Since the topic of the day is “tyranny” let’s understand what that word and its adjective “tyrannical” mean.

tyranny:  noun: oppressive power; esp. oppressive power exerted by government.

tyrannical:  adj:  2. characterized by oppressive, unjust or arbitrary behavior or control.

Both words have, over the last two years, found their way into conservatives’ attack on Obamacare, and more recently, with respect to Senate Democrats’ exercising of the so-called “nuclear option”; i.e. a vote to allow the confirmation of presidential appointments with a simple 51-vote majority rather than the 60 previously required.

Apropos Obamacare (OC), conservatives have claimed with it was “jammed” down everyone’s throat, and that congressional Republicans were denied any voice in shaping the bill as it was being crafted. Thus, because the bill in final form, passed without a single GOP vote in either house, it was a “tyrannical” exercise of power by Democrats who, at the time, were in the majority.

There is little basis in fact for such claims. House Republicans put forward five substantive amendments to OC; Senate Republicans, two (1). Some were adopted, some were not. In any case, all told, there were 161 GOP-sponsored amendments to OC that found their way into the bill in its final form. Most of these were, admittedly, “technical” (2) in nature. That this legislation passed without any GOP support may well have more to do with that party’s longstanding disinterest in healthcare reform, especially if it included the name “Obama” (3).

Turning our attention now to Senate Democrats’ exercise of the “nuclear option”, there is this:  Senate Republicans had steadily refused to even bring to the floor for debate, the merits of three individuals that the president had nominated to fill vacancies in various federal courts. The GOP refusal was based on Obama’s unwillingness to accede to demands that had absolutely nothing to do with the qualifications of the three nominees. For example, Sen. Lindsey Graham in outspoken fashion, had declared that he alone would block each of the nominees unless he was supplied with information pertaining to the attack on our compound in Benghazi, Libya.

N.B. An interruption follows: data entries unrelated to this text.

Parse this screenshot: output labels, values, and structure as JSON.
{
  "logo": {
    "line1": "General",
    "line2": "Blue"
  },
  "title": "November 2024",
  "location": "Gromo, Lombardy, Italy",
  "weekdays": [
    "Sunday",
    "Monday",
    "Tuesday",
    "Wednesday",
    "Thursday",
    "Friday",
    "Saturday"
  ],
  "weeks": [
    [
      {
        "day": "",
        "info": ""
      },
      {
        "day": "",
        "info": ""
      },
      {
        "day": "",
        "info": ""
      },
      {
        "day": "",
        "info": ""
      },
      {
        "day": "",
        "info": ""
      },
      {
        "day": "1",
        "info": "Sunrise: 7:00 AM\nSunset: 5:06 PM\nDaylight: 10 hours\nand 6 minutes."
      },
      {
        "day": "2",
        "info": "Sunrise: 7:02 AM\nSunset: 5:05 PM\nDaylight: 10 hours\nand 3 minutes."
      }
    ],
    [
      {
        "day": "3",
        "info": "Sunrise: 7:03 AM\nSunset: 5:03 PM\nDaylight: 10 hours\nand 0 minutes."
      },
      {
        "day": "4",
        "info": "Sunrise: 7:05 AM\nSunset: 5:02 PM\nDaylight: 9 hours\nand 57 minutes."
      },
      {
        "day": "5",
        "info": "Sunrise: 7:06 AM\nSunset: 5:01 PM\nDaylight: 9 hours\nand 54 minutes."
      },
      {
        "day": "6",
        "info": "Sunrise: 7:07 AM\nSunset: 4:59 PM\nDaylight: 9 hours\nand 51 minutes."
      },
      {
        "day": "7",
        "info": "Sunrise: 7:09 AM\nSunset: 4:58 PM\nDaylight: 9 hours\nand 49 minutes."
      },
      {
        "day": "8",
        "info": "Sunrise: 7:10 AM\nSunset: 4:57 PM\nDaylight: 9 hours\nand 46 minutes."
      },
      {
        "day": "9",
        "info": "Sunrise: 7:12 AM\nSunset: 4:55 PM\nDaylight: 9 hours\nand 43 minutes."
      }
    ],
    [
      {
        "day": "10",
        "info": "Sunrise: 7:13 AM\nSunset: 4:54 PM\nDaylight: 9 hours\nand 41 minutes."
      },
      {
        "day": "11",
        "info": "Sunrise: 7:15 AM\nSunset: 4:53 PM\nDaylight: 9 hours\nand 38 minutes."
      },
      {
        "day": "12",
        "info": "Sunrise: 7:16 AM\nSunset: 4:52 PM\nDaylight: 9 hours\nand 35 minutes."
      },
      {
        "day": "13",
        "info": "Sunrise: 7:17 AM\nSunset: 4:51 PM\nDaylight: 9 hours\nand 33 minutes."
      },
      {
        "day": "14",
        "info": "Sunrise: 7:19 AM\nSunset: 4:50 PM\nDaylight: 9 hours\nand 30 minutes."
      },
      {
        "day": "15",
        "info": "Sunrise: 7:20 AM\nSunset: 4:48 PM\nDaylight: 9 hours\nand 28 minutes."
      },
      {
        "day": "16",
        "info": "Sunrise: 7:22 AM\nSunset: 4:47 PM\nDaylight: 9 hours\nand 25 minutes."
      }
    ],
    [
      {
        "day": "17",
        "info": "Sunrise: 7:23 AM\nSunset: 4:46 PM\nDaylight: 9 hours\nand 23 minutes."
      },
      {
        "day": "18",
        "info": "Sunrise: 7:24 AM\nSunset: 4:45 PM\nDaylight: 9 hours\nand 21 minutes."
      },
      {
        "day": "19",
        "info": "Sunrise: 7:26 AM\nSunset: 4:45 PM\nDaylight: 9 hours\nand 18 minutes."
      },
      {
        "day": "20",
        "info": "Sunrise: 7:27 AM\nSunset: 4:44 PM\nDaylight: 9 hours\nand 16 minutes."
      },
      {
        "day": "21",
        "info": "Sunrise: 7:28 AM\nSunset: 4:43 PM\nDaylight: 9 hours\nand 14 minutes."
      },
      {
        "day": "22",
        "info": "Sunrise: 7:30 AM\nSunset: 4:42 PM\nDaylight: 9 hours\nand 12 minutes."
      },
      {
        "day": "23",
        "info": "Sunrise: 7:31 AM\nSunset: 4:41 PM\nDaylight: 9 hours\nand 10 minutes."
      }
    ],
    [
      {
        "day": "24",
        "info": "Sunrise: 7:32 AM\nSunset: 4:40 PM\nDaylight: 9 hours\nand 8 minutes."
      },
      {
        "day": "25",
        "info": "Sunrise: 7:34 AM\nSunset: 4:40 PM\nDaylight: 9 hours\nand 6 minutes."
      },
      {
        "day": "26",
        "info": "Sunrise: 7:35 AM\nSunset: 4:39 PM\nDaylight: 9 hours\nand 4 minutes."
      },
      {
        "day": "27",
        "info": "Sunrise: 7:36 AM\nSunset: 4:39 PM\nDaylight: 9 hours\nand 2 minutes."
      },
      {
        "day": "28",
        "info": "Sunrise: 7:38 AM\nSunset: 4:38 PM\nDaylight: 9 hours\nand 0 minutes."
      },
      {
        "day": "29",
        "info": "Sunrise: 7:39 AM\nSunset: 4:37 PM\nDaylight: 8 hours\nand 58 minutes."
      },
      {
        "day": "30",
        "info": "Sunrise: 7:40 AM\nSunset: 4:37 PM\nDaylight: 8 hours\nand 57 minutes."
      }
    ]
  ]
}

Sen. Graham is not the only Republican who promised to use the same sort of tactic which is best described by the single word, “extortion”. In all such cases, what was to be extorted was completely irrelevant to the nominees’ qualifications, judicial experience and record in being impartial in their proper application of the law. For good reason, then, the president refused to comply, especially since matters like Benghazi had already been subject to multiple, open hearings in both houses. This impasse remained in place for months until finally, the Democrats brought the nuclear option to the floor and passed it. In turn, this will allow Obama’s nominees’ names to move forward for debate and likely, eventual confirmation.

If, in the foregoing recent Senate history, there is any “tyranny”, it was being practiced by the body’s Republican minority. James Madison, one of our most honored Founding Fathers, worried over a “tyranny of the majority” that might come about as a result of the arbitrary/unjust exercise of power by the many over the few. In contrast, in all that he wrote and said, there is no evidence that he was equally concerned that a partisan minority would use the rules of the Senate to bring governance to a halt. Pity that he did not see it coming or he might have warned us. 


1. The Republican House amendments are identified as H.R. 3400, 3468, 3970, 4038 and 4529; in the Senate by S.R. 1099 and 1783.

2. The term “technical” was applied to a portion of the 161 amendments by Sen. Lisa Murkowski (R-Alaska).

3. See “From whence commeth Obamacare” published at this blogsite on Nov. 6, 2013.